═══ Extracted material ═══

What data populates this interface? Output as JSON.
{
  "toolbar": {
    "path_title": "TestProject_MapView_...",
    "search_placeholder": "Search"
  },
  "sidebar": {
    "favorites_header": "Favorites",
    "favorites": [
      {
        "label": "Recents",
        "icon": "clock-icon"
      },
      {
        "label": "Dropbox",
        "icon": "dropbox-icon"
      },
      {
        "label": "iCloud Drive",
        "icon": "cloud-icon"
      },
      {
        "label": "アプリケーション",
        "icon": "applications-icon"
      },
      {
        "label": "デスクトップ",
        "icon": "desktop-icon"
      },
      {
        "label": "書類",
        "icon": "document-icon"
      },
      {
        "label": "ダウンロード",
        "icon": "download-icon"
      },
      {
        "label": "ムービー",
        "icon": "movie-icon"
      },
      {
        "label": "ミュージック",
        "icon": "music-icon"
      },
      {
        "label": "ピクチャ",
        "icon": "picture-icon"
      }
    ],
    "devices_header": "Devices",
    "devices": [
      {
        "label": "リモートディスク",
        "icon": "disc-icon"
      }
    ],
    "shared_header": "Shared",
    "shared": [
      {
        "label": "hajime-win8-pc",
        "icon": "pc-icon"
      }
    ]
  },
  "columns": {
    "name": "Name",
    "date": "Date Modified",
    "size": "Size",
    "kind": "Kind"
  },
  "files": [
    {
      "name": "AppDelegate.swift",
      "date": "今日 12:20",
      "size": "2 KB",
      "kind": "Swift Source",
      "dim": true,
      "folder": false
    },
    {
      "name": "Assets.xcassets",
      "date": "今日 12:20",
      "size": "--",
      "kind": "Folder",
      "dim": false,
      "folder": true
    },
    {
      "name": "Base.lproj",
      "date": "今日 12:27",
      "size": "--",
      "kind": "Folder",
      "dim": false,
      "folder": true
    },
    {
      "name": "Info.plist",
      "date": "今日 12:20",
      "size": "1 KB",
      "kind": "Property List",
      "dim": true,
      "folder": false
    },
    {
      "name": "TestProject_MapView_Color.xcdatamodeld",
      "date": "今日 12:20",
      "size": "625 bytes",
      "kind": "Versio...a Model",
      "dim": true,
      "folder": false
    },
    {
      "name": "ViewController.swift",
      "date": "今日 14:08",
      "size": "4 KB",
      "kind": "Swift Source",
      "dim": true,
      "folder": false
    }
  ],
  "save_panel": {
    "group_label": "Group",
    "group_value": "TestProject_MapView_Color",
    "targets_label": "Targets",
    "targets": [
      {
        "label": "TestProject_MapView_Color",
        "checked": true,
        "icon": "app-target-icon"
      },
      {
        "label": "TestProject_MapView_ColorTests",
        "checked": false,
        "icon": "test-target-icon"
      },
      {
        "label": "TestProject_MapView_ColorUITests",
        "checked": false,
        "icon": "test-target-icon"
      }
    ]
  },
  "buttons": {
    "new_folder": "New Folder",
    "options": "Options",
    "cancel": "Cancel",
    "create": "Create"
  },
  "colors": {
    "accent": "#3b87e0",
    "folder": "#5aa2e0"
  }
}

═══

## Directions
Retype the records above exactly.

## Task answer
What data populates this interface? Output as JSON.
{
  "toolbar": {
    "path_title": "TestProject_MapView_...",
    "search_placeholder": "Search"
  },
  "sidebar": {
    "favorites_header": "Favorites",
    "favorites": [
      {
        "label": "Recents",
        "icon": "clock-icon"
      },
      {
        "label": "Dropbox",
        "icon": "dropbox-icon"
      },
      {
        "label": "iCloud Drive",
        "icon": "cloud-icon"
      },
      {
        "label": "アプリケーション",
        "icon": "applications-icon"
      },
      {
        "label": "デスクトップ",
        "icon": "desktop-icon"
      },
      {
        "label": "書類",
        "icon": "document-icon"
      },
      {
        "label": "ダウンロード",
        "icon": "download-icon"
      },
      {
        "label": "ムービー",
        "icon": "movie-icon"
      },
      {
        "label": "ミュージック",
        "icon": "music-icon"
      },
      {
        "label": "ピクチャ",
        "icon": "picture-icon"
      }
    ],
    "devices_header": "Devices",
    "devices": [
      {
        "label": "リモートディスク",
        "icon": "disc-icon"
      }
    ],
    "shared_header": "Shared",
    "shared": [
      {
        "label": "hajime-win8-pc",
        "icon": "pc-icon"
      }
    ]
  },
  "columns": {
    "name": "Name",
    "date": "Date Modified",
    "size": "Size",
    "kind": "Kind"
  },
  "files": [
    {
      "name": "AppDelegate.swift",
      "date": "今日 12:20",
      "size": "2 KB",
      "kind": "Swift Source",
      "dim": true,
      "folder": false
    },
    {
      "name": "Assets.xcassets",
      "date": "今日 12:20",
      "size": "--",
      "kind": "Folder",
      "dim": false,
      "folder": true
    },
    {
      "name": "Base.lproj",
      "date": "今日 12:27",
      "size": "--",
      "kind": "Folder",
      "dim": false,
      "folder": true
    },
    {
      "name": "Info.plist",
      "date": "今日 12:20",
      "size": "1 KB",
      "kind": "Property List",
      "dim": true,
      "folder": false
    },
    {
      "name": "TestProject_MapView_Color.xcdatamodeld",
      "date": "今日 12:20",
      "size": "625 bytes",
      "kind": "Versio...a Model",
      "dim": true,
      "folder": false
    },
    {
      "name": "ViewController.swift",
      "date": "今日 14:08",
      "size": "4 KB",
      "kind": "Swift Source",
      "dim": true,
      "folder": false
    }
  ],
  "save_panel": {
    "group_label": "Group",
    "group_value": "TestProject_MapView_Color",
    "targets_label": "Targets",
    "targets": [
      {
        "label": "TestProject_MapView_Color",
        "checked": true,
        "icon": "app-target-icon"
      },
      {
        "label": "TestProject_MapView_ColorTests",
        "checked": false,
        "icon": "test-target-icon"
      },
      {
        "label": "TestProject_MapView_ColorUITests",
        "checked": false,
        "icon": "test-target-icon"
      }
    ]
  },
  "buttons": {
    "new_folder": "New Folder",
    "options": "Options",
    "cancel": "Cancel",
    "create": "Create"
  },
  "colors": {
    "accent": "#3b87e0",
    "folder": "#5aa2e0"
  }
}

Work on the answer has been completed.